Problem description ▸ Your answer must be an exact copy of the lines from the one containing "Read all visible content and emit it as JSON." through the last line of the records below, with no pictures; please include nothing else.

BEGIN The input

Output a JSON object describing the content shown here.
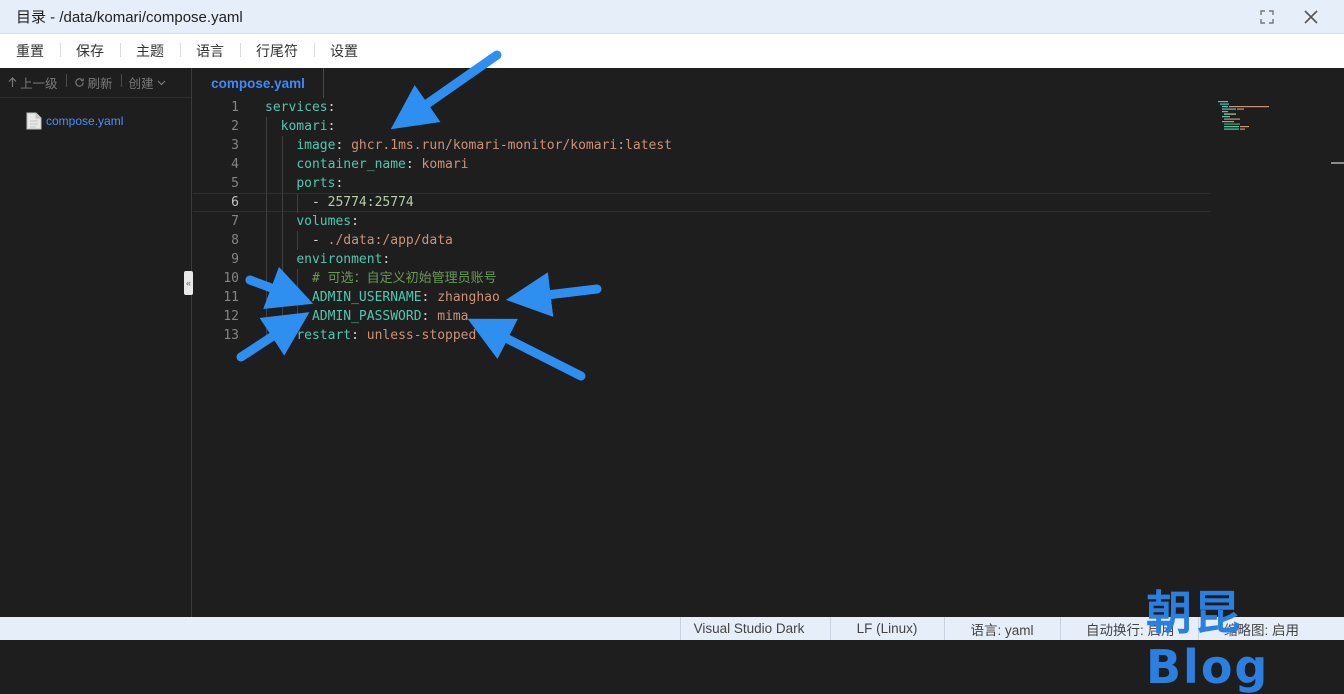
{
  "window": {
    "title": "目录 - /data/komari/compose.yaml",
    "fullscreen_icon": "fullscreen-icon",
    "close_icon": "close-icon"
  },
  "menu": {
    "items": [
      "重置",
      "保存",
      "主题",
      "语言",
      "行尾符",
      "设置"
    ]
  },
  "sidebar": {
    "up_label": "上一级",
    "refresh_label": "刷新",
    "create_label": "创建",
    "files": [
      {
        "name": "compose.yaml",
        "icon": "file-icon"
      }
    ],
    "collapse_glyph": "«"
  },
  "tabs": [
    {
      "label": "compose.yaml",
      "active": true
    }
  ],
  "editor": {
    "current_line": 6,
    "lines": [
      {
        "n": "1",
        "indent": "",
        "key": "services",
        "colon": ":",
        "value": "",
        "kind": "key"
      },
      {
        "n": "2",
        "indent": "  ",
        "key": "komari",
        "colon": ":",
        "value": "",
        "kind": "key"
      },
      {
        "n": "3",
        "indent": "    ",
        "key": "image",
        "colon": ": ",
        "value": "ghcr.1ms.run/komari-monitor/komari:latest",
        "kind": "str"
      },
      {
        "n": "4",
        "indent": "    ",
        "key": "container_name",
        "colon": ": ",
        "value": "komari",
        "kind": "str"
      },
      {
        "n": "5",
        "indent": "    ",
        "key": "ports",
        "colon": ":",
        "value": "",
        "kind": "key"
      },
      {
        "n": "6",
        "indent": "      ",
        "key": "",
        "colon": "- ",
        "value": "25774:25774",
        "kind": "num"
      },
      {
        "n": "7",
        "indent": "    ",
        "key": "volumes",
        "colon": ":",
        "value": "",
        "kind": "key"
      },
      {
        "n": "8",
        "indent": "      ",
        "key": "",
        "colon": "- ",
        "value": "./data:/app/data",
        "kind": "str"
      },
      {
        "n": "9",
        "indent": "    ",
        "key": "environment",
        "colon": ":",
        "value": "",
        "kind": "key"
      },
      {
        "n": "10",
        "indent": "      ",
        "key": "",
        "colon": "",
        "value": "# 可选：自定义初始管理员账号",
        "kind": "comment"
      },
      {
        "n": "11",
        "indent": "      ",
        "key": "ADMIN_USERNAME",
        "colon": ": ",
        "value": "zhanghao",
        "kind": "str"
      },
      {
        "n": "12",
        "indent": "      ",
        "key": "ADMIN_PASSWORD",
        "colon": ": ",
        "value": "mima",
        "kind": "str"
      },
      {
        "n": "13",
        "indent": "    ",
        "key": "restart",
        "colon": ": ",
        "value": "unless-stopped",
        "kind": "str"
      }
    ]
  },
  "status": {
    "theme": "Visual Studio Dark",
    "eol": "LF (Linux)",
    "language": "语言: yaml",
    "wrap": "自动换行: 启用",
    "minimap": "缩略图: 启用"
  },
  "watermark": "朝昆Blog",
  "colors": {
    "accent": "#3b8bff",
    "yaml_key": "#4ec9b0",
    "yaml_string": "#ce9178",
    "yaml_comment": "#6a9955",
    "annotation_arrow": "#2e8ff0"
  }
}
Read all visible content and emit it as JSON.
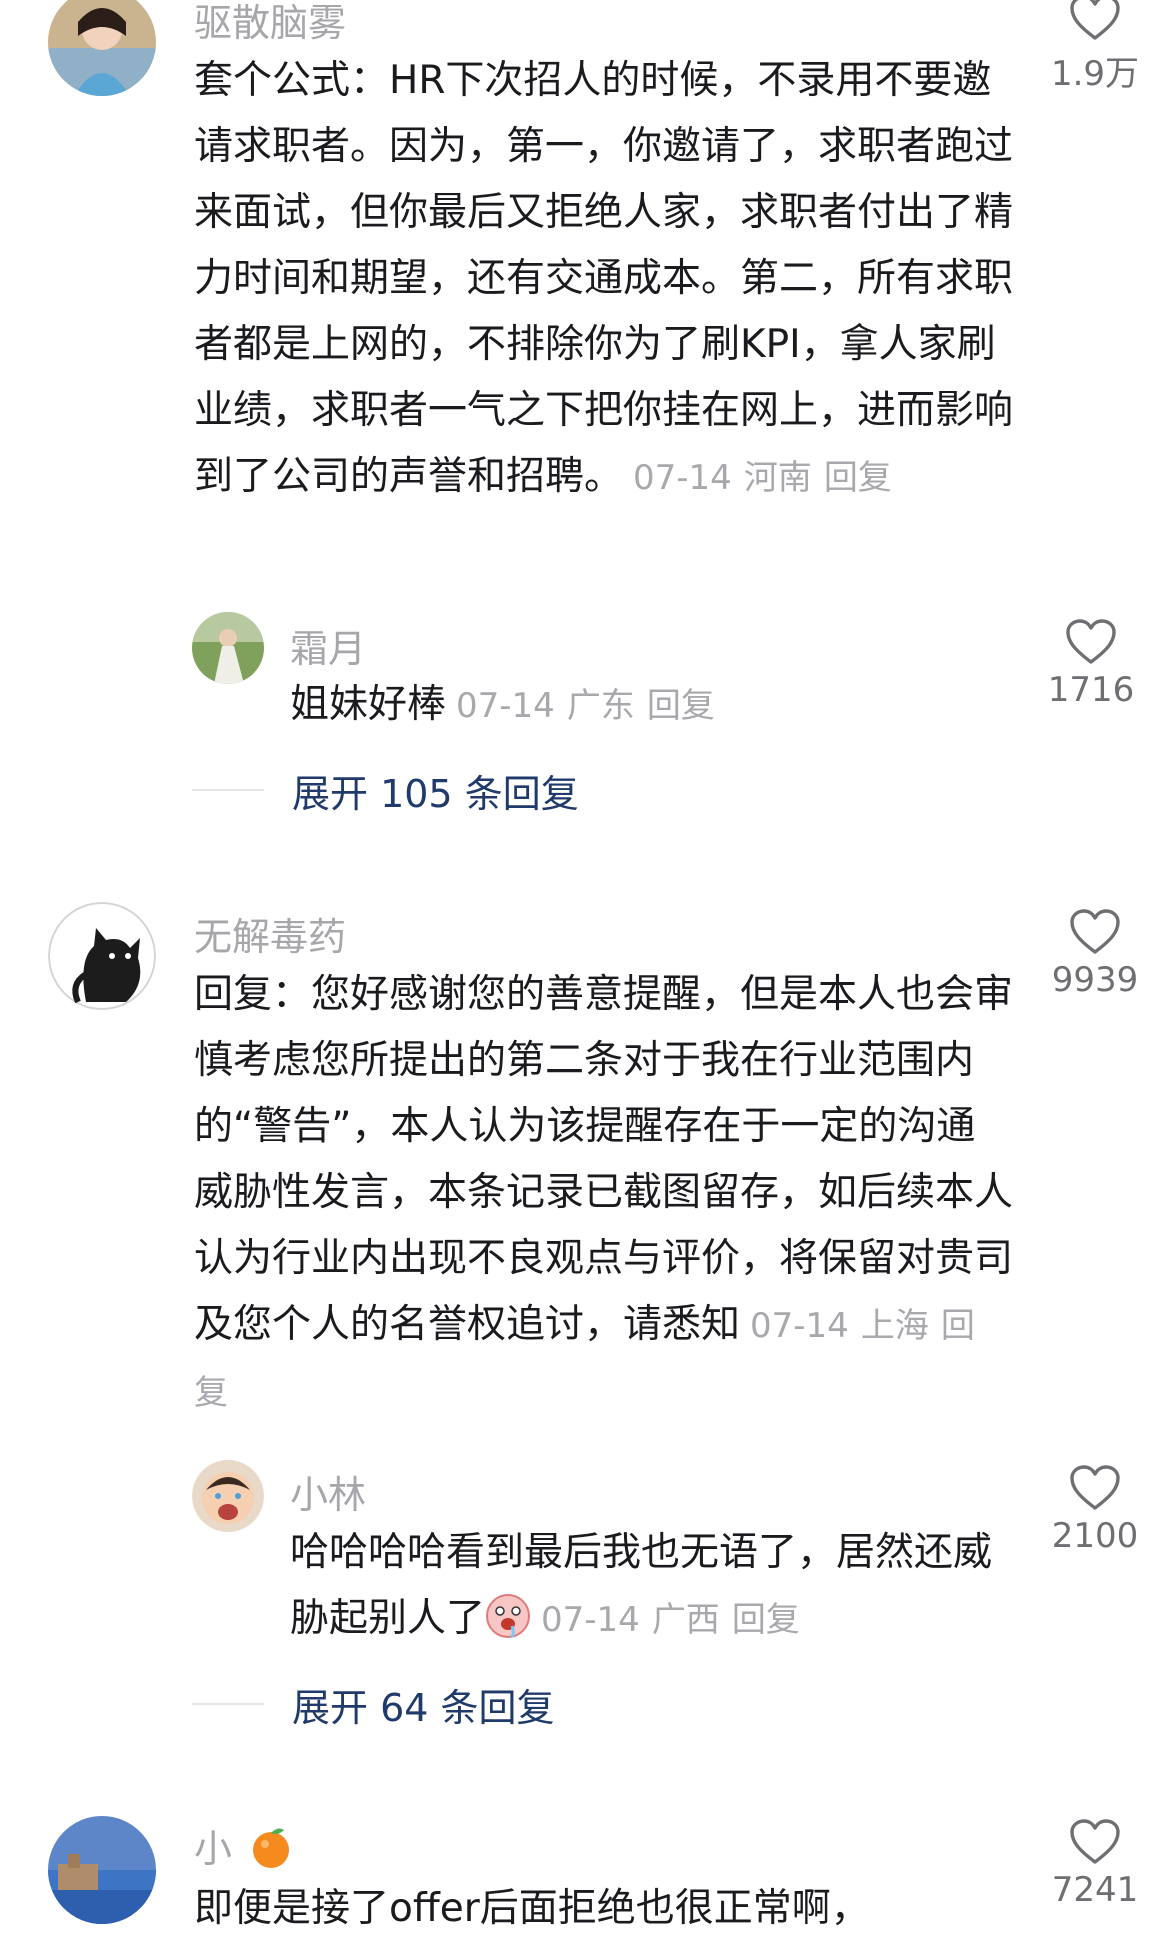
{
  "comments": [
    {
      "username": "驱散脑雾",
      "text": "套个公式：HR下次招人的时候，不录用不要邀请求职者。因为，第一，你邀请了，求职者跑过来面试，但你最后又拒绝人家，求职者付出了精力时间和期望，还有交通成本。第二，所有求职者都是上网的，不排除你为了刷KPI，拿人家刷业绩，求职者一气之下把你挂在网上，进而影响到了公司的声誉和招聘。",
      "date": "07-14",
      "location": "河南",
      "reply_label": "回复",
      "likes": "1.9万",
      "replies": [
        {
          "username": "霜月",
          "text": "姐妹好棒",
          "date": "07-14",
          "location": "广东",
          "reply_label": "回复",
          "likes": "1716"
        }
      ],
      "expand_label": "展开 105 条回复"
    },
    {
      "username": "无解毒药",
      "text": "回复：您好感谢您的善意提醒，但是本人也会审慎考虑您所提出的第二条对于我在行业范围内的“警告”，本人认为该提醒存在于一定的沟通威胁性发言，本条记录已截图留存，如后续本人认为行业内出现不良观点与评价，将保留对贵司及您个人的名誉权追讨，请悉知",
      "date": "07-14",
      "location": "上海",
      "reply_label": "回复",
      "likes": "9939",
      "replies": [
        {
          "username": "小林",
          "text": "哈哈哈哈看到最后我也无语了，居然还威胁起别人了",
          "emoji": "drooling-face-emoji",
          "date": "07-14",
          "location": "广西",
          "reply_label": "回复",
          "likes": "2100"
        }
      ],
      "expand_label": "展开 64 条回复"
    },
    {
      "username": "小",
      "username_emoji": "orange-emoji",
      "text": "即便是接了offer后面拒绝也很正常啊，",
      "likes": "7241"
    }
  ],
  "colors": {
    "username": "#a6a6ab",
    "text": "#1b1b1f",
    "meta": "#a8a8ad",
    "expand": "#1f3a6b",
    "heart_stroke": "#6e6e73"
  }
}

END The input

Response area ▸
Read all visible content and emit it as JSON.
{
  "comments": [
    {
      "username": "驱散脑雾",
      "text": "套个公式：HR下次招人的时候，不录用不要邀请求职者。因为，第一，你邀请了，求职者跑过来面试，但你最后又拒绝人家，求职者付出了精力时间和期望，还有交通成本。第二，所有求职者都是上网的，不排除你为了刷KPI，拿人家刷业绩，求职者一气之下把你挂在网上，进而影响到了公司的声誉和招聘。",
      "date": "07-14",
      "location": "河南",
      "reply_label": "回复",
      "likes": "1.9万",
      "replies": [
        {
          "username": "霜月",
          "text": "姐妹好棒",
          "date": "07-14",
          "location": "广东",
          "reply_label": "回复",
          "likes": "1716"
        }
      ],
      "expand_label": "展开 105 条回复"
    },
    {
      "username": "无解毒药",
      "text": "回复：您好感谢您的善意提醒，但是本人也会审慎考虑您所提出的第二条对于我在行业范围内的“警告”，本人认为该提醒存在于一定的沟通威胁性发言，本条记录已截图留存，如后续本人认为行业内出现不良观点与评价，将保留对贵司及您个人的名誉权追讨，请悉知",
      "date": "07-14",
      "location": "上海",
      "reply_label": "回复",
      "likes": "9939",
      "replies": [
        {
          "username": "小林",
          "text": "哈哈哈哈看到最后我也无语了，居然还威胁起别人了",
          "emoji": "drooling-face-emoji",
          "date": "07-14",
          "location": "广西",
          "reply_label": "回复",
          "likes": "2100"
        }
      ],
      "expand_label": "展开 64 条回复"
    },
    {
      "username": "小",
      "username_emoji": "orange-emoji",
      "text": "即便是接了offer后面拒绝也很正常啊，",
      "likes": "7241"
    }
  ],
  "colors": {
    "username": "#a6a6ab",
    "text": "#1b1b1f",
    "meta": "#a8a8ad",
    "expand": "#1f3a6b",
    "heart_stroke": "#6e6e73"
  }
}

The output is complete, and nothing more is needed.